▸ **TASK STATEMENT**:
Would you set down every entry again, exactly as written?

▸ **RECORDS FOR THE EXERCISE**:

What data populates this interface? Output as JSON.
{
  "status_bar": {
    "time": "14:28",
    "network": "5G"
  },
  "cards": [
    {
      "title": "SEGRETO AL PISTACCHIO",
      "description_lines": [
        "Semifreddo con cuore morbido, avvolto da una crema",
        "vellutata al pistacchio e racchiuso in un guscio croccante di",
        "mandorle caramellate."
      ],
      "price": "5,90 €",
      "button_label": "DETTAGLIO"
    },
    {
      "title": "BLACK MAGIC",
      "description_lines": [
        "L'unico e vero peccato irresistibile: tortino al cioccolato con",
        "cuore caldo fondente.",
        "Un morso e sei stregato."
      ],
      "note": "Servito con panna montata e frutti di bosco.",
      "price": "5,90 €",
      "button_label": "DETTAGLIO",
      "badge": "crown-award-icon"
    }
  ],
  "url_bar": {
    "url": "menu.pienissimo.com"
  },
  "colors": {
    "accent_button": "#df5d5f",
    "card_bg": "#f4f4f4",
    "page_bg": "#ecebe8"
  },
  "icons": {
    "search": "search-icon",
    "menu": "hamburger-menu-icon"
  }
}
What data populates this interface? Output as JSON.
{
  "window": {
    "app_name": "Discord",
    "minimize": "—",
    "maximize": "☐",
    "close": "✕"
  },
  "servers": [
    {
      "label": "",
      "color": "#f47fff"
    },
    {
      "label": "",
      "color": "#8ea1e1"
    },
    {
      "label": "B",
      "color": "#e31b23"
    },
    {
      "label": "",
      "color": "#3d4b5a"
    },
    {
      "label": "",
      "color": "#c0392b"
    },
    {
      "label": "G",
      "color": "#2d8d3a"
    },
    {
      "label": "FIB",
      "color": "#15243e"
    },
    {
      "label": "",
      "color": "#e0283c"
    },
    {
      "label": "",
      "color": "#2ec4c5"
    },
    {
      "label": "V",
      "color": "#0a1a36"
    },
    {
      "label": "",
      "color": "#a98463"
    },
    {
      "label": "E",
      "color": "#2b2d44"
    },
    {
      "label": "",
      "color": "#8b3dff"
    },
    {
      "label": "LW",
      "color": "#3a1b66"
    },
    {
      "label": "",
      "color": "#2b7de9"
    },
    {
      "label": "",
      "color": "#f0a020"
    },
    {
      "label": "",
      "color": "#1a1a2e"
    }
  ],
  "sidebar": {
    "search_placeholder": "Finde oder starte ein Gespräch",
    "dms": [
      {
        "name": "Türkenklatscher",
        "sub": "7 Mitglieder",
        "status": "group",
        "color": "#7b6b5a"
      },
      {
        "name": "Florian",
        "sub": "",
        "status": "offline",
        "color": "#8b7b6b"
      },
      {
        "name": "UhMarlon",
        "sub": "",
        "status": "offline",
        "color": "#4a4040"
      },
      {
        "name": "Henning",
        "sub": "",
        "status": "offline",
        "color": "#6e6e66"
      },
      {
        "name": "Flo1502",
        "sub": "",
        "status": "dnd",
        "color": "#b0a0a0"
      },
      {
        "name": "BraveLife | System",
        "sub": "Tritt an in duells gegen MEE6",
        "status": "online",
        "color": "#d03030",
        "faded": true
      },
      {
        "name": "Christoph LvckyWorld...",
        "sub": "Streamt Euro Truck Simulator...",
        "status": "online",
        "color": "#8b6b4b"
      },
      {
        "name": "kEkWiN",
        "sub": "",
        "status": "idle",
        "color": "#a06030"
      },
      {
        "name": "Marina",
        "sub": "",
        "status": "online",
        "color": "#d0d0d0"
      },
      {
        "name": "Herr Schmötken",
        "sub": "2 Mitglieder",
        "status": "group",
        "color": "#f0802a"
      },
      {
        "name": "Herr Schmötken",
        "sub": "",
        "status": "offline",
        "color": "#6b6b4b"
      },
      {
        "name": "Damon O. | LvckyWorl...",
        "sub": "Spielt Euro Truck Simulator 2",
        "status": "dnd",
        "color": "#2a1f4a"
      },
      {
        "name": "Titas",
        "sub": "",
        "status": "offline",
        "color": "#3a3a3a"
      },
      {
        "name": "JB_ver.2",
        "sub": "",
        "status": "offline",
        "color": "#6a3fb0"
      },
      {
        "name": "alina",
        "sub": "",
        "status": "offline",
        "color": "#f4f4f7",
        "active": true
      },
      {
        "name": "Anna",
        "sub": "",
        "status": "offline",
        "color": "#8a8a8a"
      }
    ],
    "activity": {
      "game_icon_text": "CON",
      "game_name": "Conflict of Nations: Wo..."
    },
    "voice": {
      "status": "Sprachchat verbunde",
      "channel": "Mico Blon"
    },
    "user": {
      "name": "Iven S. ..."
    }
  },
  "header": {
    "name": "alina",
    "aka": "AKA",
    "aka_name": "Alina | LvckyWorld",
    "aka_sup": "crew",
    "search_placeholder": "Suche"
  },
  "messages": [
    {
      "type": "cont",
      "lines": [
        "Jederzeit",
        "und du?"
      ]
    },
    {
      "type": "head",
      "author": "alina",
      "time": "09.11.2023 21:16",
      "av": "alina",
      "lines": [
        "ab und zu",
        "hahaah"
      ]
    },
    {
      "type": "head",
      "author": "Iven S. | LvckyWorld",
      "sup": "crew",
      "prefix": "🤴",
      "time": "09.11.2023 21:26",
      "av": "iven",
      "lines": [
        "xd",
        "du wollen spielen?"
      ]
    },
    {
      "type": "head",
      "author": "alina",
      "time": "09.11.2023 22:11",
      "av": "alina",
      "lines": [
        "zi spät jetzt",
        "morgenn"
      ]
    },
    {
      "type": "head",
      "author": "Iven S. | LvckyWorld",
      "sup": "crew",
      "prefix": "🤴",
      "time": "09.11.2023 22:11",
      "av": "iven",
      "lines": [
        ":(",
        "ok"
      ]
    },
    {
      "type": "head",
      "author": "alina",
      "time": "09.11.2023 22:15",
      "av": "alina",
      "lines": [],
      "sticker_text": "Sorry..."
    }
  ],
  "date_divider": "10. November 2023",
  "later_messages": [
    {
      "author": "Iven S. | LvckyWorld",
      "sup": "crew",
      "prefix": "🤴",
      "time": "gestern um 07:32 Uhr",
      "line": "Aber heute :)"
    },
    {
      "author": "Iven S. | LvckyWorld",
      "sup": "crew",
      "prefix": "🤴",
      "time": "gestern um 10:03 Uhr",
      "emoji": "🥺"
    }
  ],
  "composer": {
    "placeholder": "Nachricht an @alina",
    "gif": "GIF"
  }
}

▸ **RESULT BELOW**:
What data populates this interface? Output as JSON.
{
  "status_bar": {
    "time": "14:28",
    "network": "5G"
  },
  "cards": [
    {
      "title": "SEGRETO AL PISTACCHIO",
      "description_lines": [
        "Semifreddo con cuore morbido, avvolto da una crema",
        "vellutata al pistacchio e racchiuso in un guscio croccante di",
        "mandorle caramellate."
      ],
      "price": "5,90 €",
      "button_label": "DETTAGLIO"
    },
    {
      "title": "BLACK MAGIC",
      "description_lines": [
        "L'unico e vero peccato irresistibile: tortino al cioccolato con",
        "cuore caldo fondente.",
        "Un morso e sei stregato."
      ],
      "note": "Servito con panna montata e frutti di bosco.",
      "price": "5,90 €",
      "button_label": "DETTAGLIO",
      "badge": "crown-award-icon"
    }
  ],
  "url_bar": {
    "url": "menu.pienissimo.com"
  },
  "colors": {
    "accent_button": "#df5d5f",
    "card_bg": "#f4f4f4",
    "page_bg": "#ecebe8"
  },
  "icons": {
    "search": "search-icon",
    "menu": "hamburger-menu-icon"
  }
}
What data populates this interface? Output as JSON.
{
  "window": {
    "app_name": "Discord",
    "minimize": "—",
    "maximize": "☐",
    "close": "✕"
  },
  "servers": [
    {
      "label": "",
      "color": "#f47fff"
    },
    {
      "label": "",
      "color": "#8ea1e1"
    },
    {
      "label": "B",
      "color": "#e31b23"
    },
    {
      "label": "",
      "color": "#3d4b5a"
    },
    {
      "label": "",
      "color": "#c0392b"
    },
    {
      "label": "G",
      "color": "#2d8d3a"
    },
    {
      "label": "FIB",
      "color": "#15243e"
    },
    {
      "label": "",
      "color": "#e0283c"
    },
    {
      "label": "",
      "color": "#2ec4c5"
    },
    {
      "label": "V",
      "color": "#0a1a36"
    },
    {
      "label": "",
      "color": "#a98463"
    },
    {
      "label": "E",
      "color": "#2b2d44"
    },
    {
      "label": "",
      "color": "#8b3dff"
    },
    {
      "label": "LW",
      "color": "#3a1b66"
    },
    {
      "label": "",
      "color": "#2b7de9"
    },
    {
      "label": "",
      "color": "#f0a020"
    },
    {
      "label": "",
      "color": "#1a1a2e"
    }
  ],
  "sidebar": {
    "search_placeholder": "Finde oder starte ein Gespräch",
    "dms": [
      {
        "name": "Türkenklatscher",
        "sub": "7 Mitglieder",
        "status": "group",
        "color": "#7b6b5a"
      },
      {
        "name": "Florian",
        "sub": "",
        "status": "offline",
        "color": "#8b7b6b"
      },
      {
        "name": "UhMarlon",
        "sub": "",
        "status": "offline",
        "color": "#4a4040"
      },
      {
        "name": "Henning",
        "sub": "",
        "status": "offline",
        "color": "#6e6e66"
      },
      {
        "name": "Flo1502",
        "sub": "",
        "status": "dnd",
        "color": "#b0a0a0"
      },
      {
        "name": "BraveLife | System",
        "sub": "Tritt an in duells gegen MEE6",
        "status": "online",
        "color": "#d03030",
        "faded": true
      },
      {
        "name": "Christoph LvckyWorld...",
        "sub": "Streamt Euro Truck Simulator...",
        "status": "online",
        "color": "#8b6b4b"
      },
      {
        "name": "kEkWiN",
        "sub": "",
        "status": "idle",
        "color": "#a06030"
      },
      {
        "name": "Marina",
        "sub": "",
        "status": "online",
        "color": "#d0d0d0"
      },
      {
        "name": "Herr Schmötken",
        "sub": "2 Mitglieder",
        "status": "group",
        "color": "#f0802a"
      },
      {
        "name": "Herr Schmötken",
        "sub": "",
        "status": "offline",
        "color": "#6b6b4b"
      },
      {
        "name": "Damon O. | LvckyWorl...",
        "sub": "Spielt Euro Truck Simulator 2",
        "status": "dnd",
        "color": "#2a1f4a"
      },
      {
        "name": "Titas",
        "sub": "",
        "status": "offline",
        "color": "#3a3a3a"
      },
      {
        "name": "JB_ver.2",
        "sub": "",
        "status": "offline",
        "color": "#6a3fb0"
      },
      {
        "name": "alina",
        "sub": "",
        "status": "offline",
        "color": "#f4f4f7",
        "active": true
      },
      {
        "name": "Anna",
        "sub": "",
        "status": "offline",
        "color": "#8a8a8a"
      }
    ],
    "activity": {
      "game_icon_text": "CON",
      "game_name": "Conflict of Nations: Wo..."
    },
    "voice": {
      "status": "Sprachchat verbunde",
      "channel": "Mico Blon"
    },
    "user": {
      "name": "Iven S. ..."
    }
  },
  "header": {
    "name": "alina",
    "aka": "AKA",
    "aka_name": "Alina | LvckyWorld",
    "aka_sup": "crew",
    "search_placeholder": "Suche"
  },
  "messages": [
    {
      "type": "cont",
      "lines": [
        "Jederzeit",
        "und du?"
      ]
    },
    {
      "type": "head",
      "author": "alina",
      "time": "09.11.2023 21:16",
      "av": "alina",
      "lines": [
        "ab und zu",
        "hahaah"
      ]
    },
    {
      "type": "head",
      "author": "Iven S. | LvckyWorld",
      "sup": "crew",
      "prefix": "🤴",
      "time": "09.11.2023 21:26",
      "av": "iven",
      "lines": [
        "xd",
        "du wollen spielen?"
      ]
    },
    {
      "type": "head",
      "author": "alina",
      "time": "09.11.2023 22:11",
      "av": "alina",
      "lines": [
        "zi spät jetzt",
        "morgenn"
      ]
    },
    {
      "type": "head",
      "author": "Iven S. | LvckyWorld",
      "sup": "crew",
      "prefix": "🤴",
      "time": "09.11.2023 22:11",
      "av": "iven",
      "lines": [
        ":(",
        "ok"
      ]
    },
    {
      "type": "head",
      "author": "alina",
      "time": "09.11.2023 22:15",
      "av": "alina",
      "lines": [],
      "sticker_text": "Sorry..."
    }
  ],
  "date_divider": "10. November 2023",
  "later_messages": [
    {
      "author": "Iven S. | LvckyWorld",
      "sup": "crew",
      "prefix": "🤴",
      "time": "gestern um 07:32 Uhr",
      "line": "Aber heute :)"
    },
    {
      "author": "Iven S. | LvckyWorld",
      "sup": "crew",
      "prefix": "🤴",
      "time": "gestern um 10:03 Uhr",
      "emoji": "🥺"
    }
  ],
  "composer": {
    "placeholder": "Nachricht an @alina",
    "gif": "GIF"
  }
}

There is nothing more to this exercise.